Big Tech vs. Ukraine's Local Media

For most of the 20th century, during which time it was the control of a Moscow-based government for nearly 70 years, Ukraine didn't have an independent press. Over the past two decades, an ecosystem of independent press has grown in Ukraine. This Ukrainian press corps has been tirelessly covered the Russia's invasion of Ukraine over the past six months. But even as their audiences grow, funding from advertising for their reporting has dried up as Ukraine's economy struggles. Ukrainian media have also been subject content bans on Facebook for "glorifying violence" as they report on the war. Andrey Boborykin, Executive Director of Ukrainska Pravda, one of Ukraine's biggest independent outlets, speaks with Brooke about the ongoing information war between Ukraine and Russia, how big tech companies continue to platform Russian propaganda, and what local Ukrainian media outlets are doing to keep their doors open.

Russia's War
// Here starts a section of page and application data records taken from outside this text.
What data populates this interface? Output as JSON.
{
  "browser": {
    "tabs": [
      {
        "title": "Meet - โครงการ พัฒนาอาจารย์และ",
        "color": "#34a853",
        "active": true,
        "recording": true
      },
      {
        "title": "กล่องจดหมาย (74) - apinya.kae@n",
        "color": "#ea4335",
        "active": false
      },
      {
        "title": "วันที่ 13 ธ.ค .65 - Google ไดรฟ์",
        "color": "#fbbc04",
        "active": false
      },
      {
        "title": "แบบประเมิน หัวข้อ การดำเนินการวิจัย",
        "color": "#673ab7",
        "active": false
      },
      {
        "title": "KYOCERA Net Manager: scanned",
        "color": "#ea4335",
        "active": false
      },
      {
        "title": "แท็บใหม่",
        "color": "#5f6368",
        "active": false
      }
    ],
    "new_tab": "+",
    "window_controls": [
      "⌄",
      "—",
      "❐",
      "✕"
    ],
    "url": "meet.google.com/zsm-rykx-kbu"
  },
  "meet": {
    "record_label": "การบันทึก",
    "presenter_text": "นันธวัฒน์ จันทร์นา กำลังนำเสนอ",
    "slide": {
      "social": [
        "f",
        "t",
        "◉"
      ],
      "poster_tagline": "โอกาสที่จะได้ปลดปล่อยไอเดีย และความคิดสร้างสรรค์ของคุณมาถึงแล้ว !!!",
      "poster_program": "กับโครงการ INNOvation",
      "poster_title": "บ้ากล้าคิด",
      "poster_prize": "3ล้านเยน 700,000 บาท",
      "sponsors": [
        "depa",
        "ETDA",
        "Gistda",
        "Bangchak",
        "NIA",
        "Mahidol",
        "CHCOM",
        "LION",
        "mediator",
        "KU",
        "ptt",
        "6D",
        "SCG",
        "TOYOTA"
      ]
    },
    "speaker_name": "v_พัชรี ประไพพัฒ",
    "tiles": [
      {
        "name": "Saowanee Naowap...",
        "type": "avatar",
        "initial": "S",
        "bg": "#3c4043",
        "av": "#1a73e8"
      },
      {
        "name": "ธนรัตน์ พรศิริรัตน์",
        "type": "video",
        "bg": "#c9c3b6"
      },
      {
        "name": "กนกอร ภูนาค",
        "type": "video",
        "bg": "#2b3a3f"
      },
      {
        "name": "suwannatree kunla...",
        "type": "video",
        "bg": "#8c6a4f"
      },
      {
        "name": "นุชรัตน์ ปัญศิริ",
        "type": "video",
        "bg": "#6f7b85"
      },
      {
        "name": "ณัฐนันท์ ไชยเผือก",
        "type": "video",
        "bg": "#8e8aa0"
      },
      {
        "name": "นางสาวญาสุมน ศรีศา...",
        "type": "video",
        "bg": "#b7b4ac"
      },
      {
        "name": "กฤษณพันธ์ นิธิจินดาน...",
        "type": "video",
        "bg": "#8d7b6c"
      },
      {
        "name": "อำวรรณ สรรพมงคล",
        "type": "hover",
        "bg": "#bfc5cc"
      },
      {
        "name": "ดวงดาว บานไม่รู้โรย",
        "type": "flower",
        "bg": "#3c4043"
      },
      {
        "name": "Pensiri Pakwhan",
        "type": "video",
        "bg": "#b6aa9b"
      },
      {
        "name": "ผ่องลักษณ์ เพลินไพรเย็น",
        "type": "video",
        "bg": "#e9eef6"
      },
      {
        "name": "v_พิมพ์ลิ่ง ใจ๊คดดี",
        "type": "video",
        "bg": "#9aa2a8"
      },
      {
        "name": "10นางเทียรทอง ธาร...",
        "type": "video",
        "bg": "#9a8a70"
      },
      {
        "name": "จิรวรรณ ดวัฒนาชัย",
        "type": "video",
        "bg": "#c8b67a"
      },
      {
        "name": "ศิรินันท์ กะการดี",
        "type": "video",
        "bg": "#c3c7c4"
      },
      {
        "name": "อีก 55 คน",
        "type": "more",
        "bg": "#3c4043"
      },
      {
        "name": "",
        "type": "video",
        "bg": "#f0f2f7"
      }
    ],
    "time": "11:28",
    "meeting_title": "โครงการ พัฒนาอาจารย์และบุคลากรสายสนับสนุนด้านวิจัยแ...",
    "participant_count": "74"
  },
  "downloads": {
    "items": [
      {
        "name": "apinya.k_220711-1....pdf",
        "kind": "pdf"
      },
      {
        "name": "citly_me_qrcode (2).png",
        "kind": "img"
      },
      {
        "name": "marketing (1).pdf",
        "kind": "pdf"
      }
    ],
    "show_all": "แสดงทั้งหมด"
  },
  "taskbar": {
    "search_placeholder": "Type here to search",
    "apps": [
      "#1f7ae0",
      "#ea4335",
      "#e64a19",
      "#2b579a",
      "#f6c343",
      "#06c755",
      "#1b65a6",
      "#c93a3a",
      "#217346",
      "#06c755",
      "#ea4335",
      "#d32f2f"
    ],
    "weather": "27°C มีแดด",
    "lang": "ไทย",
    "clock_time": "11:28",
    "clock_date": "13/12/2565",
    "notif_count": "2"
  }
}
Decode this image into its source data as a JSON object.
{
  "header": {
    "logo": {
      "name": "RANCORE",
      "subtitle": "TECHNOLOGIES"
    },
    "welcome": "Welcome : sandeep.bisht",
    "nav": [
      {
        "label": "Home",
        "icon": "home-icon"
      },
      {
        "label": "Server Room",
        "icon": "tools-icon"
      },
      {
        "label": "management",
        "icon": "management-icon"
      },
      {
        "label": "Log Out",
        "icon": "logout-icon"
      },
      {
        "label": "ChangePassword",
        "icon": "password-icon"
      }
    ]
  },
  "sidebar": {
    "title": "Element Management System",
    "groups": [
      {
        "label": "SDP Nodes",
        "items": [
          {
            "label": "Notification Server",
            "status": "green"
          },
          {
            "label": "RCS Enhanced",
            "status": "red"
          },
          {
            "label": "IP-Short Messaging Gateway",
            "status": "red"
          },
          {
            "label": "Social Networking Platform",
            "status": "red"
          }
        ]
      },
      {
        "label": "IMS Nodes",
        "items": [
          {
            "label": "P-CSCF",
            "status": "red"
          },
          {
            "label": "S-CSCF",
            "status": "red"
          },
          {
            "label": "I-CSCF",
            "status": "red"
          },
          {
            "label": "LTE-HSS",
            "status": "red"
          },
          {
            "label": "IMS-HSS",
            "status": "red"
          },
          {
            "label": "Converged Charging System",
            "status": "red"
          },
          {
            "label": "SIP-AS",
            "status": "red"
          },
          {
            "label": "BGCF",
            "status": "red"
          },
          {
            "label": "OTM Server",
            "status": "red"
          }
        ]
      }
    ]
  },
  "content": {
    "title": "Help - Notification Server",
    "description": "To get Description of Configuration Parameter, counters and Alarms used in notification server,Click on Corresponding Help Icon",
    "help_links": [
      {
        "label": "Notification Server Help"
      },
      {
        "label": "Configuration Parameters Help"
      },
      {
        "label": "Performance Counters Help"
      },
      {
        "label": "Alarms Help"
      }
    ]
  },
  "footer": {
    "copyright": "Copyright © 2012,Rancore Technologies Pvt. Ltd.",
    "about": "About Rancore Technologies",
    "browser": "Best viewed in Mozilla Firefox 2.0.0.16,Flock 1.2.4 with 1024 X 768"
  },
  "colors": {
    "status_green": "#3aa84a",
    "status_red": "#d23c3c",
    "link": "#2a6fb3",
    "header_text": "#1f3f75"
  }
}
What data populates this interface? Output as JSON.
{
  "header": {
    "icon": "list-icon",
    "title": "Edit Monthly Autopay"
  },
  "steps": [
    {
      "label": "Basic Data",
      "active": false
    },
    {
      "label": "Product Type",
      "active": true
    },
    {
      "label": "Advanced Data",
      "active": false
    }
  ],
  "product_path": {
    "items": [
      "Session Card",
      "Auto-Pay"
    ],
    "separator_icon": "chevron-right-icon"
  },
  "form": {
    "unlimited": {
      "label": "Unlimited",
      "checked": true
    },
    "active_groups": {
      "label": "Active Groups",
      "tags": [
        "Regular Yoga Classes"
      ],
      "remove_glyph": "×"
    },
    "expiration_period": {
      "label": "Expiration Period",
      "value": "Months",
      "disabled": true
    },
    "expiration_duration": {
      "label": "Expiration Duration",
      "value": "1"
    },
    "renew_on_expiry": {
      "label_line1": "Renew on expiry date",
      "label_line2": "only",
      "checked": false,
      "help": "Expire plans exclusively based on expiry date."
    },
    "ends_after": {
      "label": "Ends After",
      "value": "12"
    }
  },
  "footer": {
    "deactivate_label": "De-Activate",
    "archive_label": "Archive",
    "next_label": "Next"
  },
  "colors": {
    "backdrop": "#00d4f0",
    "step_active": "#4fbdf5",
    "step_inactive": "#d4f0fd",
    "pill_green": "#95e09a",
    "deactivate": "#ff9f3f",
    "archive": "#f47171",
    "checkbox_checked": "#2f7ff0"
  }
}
Six months after the Russian invasion of Ukraine, President Putin has rallied the Russian population around the brutal conflict. On this week's On the Media, hear how the Kremlin's crackdown on the press paved the way for war. Plus, a look inside the world of Russian propaganda, and how it influences people. 1. OTM Producer Molly Schwartz [@mollyfication] speaks with Alec Luhn [@ASLuhn] and Veronika Silchenko [@NikaSilchenko], freelance journalists for Vice, on reporting in Russia under repressive new laws. And Kirill Martynov [@kmartynov], Editor-in-Chief of Novaya Gazeta Europe, and Katerina Kotrikadze [@katyakotrikadze], news director and anchor at TV Rain, and Roman Dobrokhotov [@Dobrokhotov], Editor-in-Chief of The Insider, on working as Russian journalists-in-exile. Listen. 2. Thomas Rid [@RidT], author of the book Active Measures, on the the long ancestry of modern-day Russian info ops, and Francis Scarr [@francis_scarr], senior digital journalist at BBC Monitoring, on the false narratives that Russian state TV broadcasts about the war in Ukraine. Listen. 3. Anastasiia Carrier [@carrierana22], freelance journalist, on growing up with Russian propaganda and unlearning the Kremlin's lies. Listen. Music: String Quartet No. 3 by Henryk GoreckiExurgency by Zoe KeatingWe Insist by Zoe KeatingThe Artifact & Living by Michael AndrewsI Got a Right to Sing the Blues by Billy Kyle Dance of the Sugar Plum Fairy by Pyotr TchaikovskyThe Hammer of Los - John ZornKhovanshchina Overture (remix) Blackbird by Brad Mehldau